A recent Melbourne Business School research report concluded that there is indeed a demand for lifetime annuities in Australia.
Superannuation funds and financial advisors offering retirement income products will have special interest in these results, offering the latest pulse of Australian retirement thinking.
Averages can be misleading
Whilst account-based pensions dominate allocation preferences on average, the researchers warn that averages can be misleading. They identified distinct audience segments with their own particular behaviours. One segment, comprising 18% of respondents, showed a clear preference for lifetime annuities and other annuity options.
“The research has major implications for policymakers, financial planners, fund managers and others working in the financial or retirement sectors.” ~ Dr Teagan Altschwager
“There’s a belief out there that Australians ‘hate’ annuities, which is a strong word but it’s the one that gets used,” said Senior Research Fellow Teagan Altschwager.
The research shows that there is indeed a demand for annuities and that superannuation funds should not typecast all their retirees as having similar needs and product preferences. The message is clear: superannuation funds need to diversify and cater for a wide range of needs in retirement.
The power of three
The researchers asked respondents to imagine they had a certain amount of retirement savings to allocate across seven retirement income options and noticed an interesting pattern in respondent behaviour. On average, respondents allocated funds across only three main options.
The message for superannuation funds is that when promoting retirement income products, they need to be aware of the decision-making process. The preference for limiting spread to only three products strongly suggests that choices involving more than three options are too many for a member to meaningfully or comprehensively evaluate, particularly when dealing with complex retirement income products.
See here for the full report.

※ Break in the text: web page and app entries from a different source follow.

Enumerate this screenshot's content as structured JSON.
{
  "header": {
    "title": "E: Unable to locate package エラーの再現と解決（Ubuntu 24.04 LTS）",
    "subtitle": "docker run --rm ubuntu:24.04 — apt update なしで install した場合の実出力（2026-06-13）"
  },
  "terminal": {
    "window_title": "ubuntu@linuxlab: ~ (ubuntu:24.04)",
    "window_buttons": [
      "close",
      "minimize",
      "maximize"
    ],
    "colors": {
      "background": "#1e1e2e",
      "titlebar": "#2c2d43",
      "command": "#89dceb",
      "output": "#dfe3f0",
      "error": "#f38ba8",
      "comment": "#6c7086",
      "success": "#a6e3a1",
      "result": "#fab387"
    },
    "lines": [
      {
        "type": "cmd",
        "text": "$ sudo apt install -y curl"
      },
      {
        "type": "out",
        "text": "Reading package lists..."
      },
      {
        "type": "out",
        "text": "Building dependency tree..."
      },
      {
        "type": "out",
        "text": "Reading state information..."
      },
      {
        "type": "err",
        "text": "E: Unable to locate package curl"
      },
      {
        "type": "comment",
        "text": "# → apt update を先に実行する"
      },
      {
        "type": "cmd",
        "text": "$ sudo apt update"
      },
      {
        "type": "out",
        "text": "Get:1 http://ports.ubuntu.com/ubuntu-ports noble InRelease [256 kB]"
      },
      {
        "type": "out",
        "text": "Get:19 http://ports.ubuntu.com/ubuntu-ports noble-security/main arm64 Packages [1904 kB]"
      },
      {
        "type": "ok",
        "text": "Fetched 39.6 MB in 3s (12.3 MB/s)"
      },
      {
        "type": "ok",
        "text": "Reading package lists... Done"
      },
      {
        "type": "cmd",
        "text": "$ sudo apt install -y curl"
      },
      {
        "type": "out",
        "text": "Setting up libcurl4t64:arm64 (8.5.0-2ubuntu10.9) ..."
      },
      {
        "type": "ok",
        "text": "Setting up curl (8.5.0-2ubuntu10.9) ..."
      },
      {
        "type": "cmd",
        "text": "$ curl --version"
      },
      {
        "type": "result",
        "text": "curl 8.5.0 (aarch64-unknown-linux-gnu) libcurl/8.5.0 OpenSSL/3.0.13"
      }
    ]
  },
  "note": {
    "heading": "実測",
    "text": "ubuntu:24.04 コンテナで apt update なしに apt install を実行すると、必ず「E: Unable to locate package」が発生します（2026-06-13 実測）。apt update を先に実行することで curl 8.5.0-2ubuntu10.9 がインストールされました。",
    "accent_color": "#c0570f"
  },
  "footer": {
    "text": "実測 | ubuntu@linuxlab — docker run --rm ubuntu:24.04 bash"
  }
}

Dr Altschwager and Associate Professor Evans from the Melbourne Business School will host a webinar on 20 May to share the findings from this major quantitative study. If you are interested in attending, register here.